* _EXERCISE DIRECTIONS_
Working through the entries below, find how many lines include the string "legend"; give only that number.

Records drawn from a dataset:
┏━━

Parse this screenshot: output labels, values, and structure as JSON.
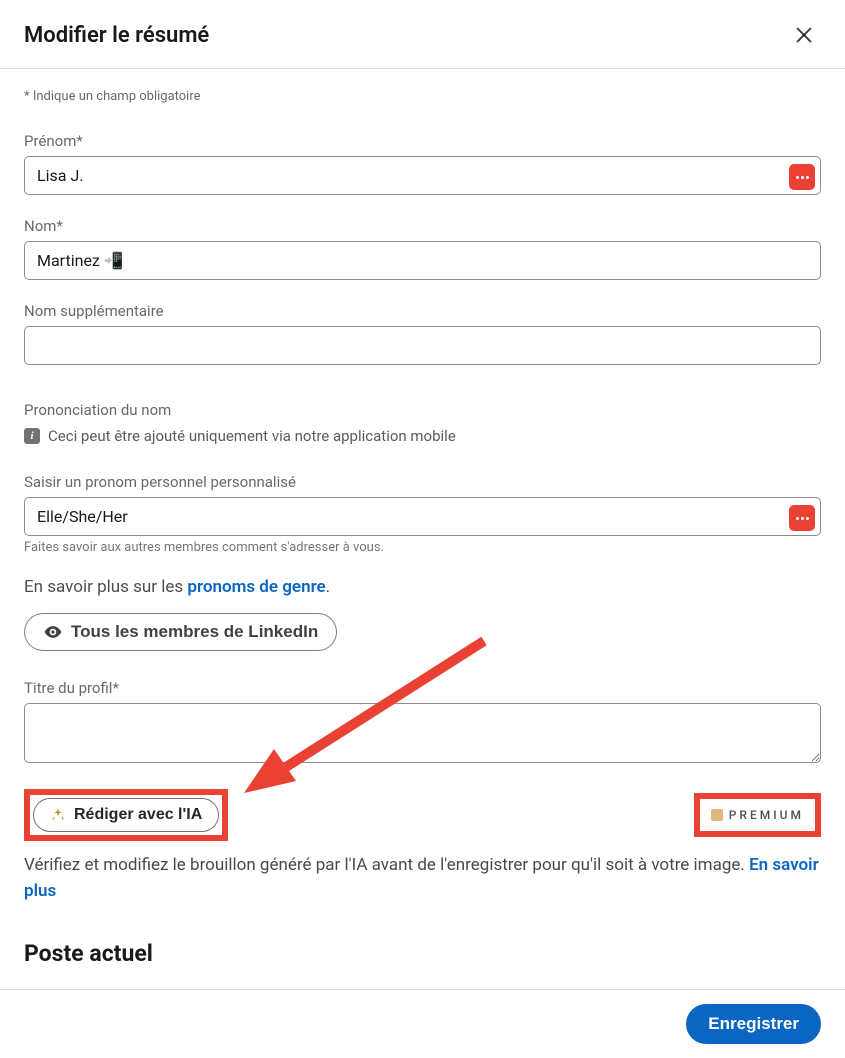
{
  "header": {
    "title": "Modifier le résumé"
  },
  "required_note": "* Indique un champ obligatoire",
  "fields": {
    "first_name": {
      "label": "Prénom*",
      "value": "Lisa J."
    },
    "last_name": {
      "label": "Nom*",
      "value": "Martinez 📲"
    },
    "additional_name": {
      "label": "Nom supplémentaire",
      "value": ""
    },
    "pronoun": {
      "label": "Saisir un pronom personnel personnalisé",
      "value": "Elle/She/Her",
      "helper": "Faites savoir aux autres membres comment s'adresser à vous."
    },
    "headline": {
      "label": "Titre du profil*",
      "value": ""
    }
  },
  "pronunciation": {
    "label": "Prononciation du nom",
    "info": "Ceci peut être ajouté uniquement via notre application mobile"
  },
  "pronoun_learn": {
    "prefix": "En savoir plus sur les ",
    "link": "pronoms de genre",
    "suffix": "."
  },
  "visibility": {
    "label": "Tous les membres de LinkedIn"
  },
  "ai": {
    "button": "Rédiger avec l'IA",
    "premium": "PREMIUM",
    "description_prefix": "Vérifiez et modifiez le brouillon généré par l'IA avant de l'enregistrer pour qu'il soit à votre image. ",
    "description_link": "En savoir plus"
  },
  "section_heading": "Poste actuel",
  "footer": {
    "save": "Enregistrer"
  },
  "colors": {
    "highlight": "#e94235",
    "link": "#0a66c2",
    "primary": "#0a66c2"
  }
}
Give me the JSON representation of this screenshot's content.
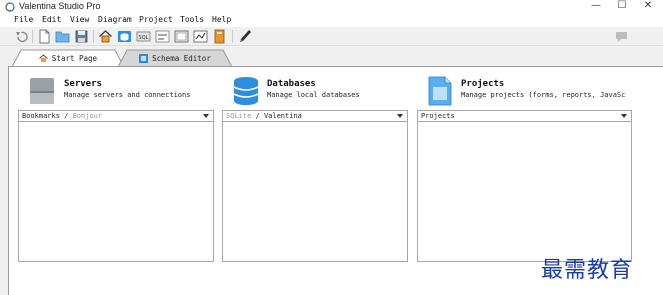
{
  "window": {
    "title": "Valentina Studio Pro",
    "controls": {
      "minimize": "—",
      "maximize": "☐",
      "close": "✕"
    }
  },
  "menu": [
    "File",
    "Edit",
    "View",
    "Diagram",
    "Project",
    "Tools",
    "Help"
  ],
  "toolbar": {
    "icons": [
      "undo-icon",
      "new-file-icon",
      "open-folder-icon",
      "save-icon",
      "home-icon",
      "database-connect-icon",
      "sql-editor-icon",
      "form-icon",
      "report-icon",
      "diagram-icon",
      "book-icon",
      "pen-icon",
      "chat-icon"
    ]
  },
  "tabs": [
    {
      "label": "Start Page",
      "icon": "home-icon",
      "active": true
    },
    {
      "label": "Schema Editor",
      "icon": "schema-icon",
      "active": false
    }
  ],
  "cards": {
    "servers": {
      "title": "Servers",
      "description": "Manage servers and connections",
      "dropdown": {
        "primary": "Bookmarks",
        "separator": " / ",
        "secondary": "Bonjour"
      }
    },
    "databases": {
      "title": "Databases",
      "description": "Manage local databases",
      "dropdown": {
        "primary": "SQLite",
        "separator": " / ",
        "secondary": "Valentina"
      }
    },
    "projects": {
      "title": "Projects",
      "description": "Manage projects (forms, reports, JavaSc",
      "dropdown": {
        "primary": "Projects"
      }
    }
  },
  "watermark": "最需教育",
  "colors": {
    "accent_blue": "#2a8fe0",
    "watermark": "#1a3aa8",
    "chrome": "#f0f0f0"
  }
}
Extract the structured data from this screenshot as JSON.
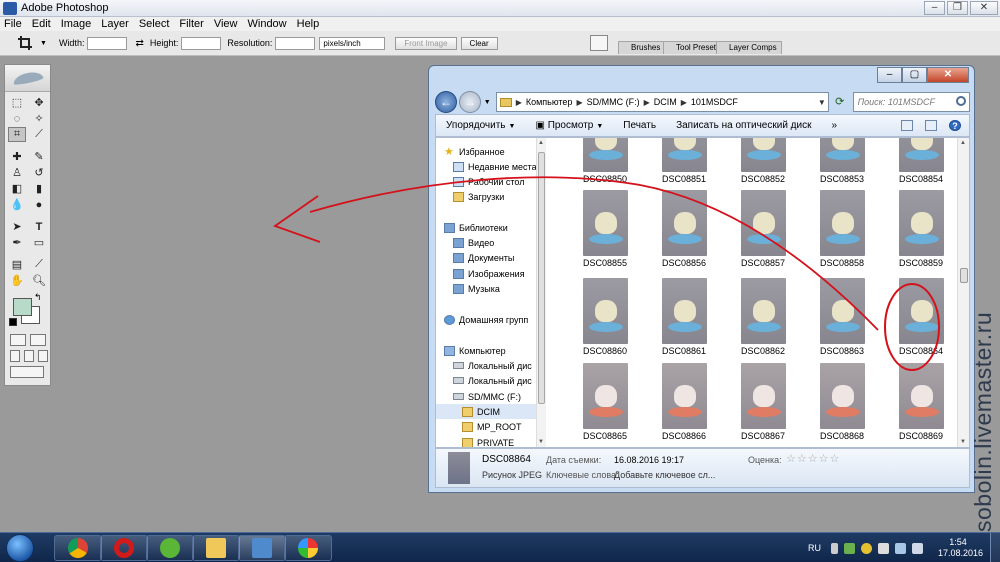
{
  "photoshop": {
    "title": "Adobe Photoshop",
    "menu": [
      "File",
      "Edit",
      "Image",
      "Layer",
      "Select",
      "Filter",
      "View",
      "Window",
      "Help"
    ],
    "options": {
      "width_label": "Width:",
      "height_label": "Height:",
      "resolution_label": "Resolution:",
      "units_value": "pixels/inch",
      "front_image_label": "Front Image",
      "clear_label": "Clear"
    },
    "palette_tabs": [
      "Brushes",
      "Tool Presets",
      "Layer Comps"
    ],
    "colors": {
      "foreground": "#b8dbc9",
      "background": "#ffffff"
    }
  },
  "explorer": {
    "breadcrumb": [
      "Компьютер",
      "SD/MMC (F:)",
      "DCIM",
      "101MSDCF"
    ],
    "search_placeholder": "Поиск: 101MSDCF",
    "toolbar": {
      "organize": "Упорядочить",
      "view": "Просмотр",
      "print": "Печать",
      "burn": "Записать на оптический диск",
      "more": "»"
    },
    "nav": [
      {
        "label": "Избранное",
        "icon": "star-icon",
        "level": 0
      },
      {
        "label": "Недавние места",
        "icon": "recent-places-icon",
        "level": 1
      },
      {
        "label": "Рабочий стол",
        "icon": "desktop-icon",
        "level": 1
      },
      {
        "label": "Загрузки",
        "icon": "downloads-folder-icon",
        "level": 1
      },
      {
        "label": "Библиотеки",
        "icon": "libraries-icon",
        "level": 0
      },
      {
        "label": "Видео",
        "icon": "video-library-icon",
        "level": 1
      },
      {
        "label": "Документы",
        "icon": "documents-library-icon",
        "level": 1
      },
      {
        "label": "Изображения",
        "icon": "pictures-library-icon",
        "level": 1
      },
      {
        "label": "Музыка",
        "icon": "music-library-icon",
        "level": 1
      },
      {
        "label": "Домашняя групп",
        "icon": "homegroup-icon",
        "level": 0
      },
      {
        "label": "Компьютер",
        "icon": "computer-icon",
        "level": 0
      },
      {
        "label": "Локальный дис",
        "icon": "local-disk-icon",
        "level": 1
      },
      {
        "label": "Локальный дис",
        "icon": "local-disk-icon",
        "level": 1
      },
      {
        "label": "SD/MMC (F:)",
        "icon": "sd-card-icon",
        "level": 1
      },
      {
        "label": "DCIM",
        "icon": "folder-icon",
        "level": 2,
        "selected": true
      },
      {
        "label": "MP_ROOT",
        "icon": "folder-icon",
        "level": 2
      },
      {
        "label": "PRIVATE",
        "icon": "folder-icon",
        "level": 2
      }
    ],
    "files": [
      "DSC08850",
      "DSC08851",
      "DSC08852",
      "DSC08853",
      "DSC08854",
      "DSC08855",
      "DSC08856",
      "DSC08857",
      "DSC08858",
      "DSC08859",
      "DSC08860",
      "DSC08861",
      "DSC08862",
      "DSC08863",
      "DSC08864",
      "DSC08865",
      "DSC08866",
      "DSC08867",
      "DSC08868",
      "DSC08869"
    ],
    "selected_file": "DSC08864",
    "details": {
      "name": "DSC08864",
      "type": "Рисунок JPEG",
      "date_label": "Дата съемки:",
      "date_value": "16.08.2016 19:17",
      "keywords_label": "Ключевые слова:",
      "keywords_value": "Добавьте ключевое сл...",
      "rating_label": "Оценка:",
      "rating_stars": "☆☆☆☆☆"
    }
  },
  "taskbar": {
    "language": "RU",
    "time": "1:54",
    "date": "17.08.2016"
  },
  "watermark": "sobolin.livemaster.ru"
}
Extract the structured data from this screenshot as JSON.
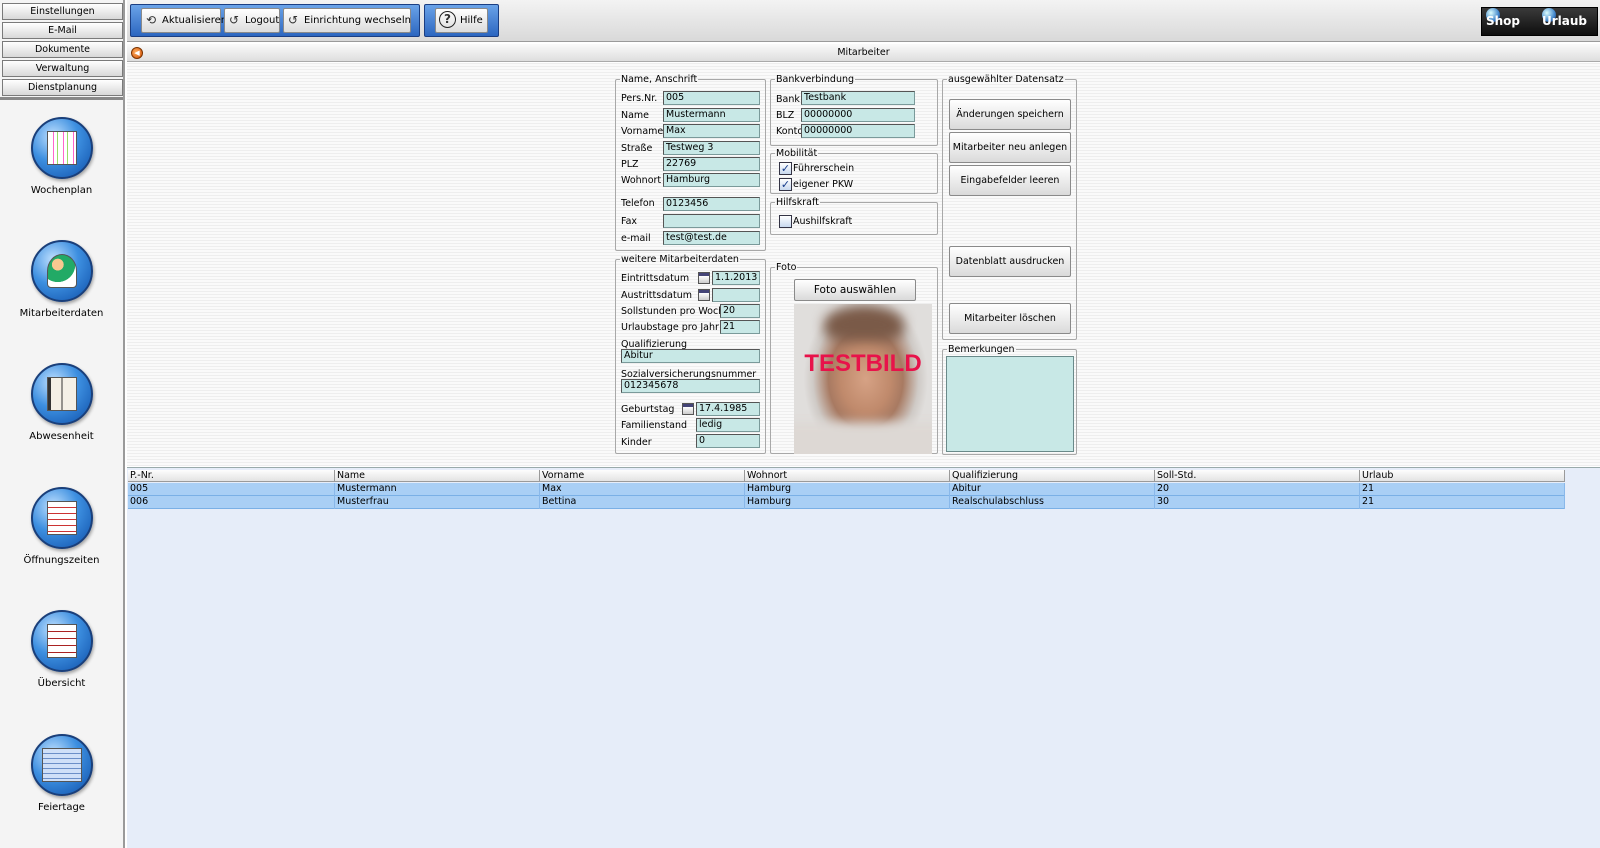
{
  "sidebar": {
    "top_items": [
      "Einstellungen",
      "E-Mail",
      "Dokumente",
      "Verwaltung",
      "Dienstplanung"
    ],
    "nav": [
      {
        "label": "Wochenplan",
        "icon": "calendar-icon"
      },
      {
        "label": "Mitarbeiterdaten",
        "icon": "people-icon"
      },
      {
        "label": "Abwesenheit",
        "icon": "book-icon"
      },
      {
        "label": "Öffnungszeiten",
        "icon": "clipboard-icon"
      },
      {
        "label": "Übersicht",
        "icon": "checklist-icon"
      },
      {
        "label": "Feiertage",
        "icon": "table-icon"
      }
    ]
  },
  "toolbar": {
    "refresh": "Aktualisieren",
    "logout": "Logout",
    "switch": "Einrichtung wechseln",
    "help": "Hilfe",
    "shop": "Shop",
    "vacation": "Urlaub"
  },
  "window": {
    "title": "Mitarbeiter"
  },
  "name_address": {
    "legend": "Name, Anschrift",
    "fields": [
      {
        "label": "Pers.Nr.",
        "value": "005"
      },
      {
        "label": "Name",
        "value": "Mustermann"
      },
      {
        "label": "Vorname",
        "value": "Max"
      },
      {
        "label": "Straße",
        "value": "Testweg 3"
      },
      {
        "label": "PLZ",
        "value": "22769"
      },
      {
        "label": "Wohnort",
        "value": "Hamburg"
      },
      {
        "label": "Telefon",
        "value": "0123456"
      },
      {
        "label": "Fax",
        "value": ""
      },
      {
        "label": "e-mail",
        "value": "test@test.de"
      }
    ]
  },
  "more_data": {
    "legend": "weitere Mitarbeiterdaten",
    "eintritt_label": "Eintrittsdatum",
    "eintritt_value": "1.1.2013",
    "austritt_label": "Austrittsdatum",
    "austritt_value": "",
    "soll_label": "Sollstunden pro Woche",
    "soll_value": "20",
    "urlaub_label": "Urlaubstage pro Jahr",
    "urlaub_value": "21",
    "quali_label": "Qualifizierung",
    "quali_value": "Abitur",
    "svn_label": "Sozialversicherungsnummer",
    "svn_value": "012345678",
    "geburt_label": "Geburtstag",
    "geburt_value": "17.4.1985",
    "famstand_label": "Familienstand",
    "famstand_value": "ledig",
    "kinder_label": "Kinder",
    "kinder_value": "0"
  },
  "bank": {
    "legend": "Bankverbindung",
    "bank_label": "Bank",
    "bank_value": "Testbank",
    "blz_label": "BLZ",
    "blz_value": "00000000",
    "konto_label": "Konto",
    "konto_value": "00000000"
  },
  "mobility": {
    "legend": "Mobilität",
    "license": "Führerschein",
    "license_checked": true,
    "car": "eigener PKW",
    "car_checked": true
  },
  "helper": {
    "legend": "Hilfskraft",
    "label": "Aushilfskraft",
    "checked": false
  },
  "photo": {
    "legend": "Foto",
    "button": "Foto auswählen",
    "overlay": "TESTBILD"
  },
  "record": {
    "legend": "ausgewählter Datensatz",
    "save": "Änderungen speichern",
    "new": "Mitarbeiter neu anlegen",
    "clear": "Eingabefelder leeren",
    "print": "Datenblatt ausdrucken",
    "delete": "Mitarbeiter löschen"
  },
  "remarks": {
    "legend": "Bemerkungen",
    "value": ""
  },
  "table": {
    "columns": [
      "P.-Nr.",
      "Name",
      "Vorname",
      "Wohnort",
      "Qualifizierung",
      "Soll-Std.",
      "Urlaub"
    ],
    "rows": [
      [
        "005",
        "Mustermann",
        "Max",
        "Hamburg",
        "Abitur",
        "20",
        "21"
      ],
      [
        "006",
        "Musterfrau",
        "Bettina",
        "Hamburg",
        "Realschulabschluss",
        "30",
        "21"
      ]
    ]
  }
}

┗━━

* _WRITTEN RESPONSE_
8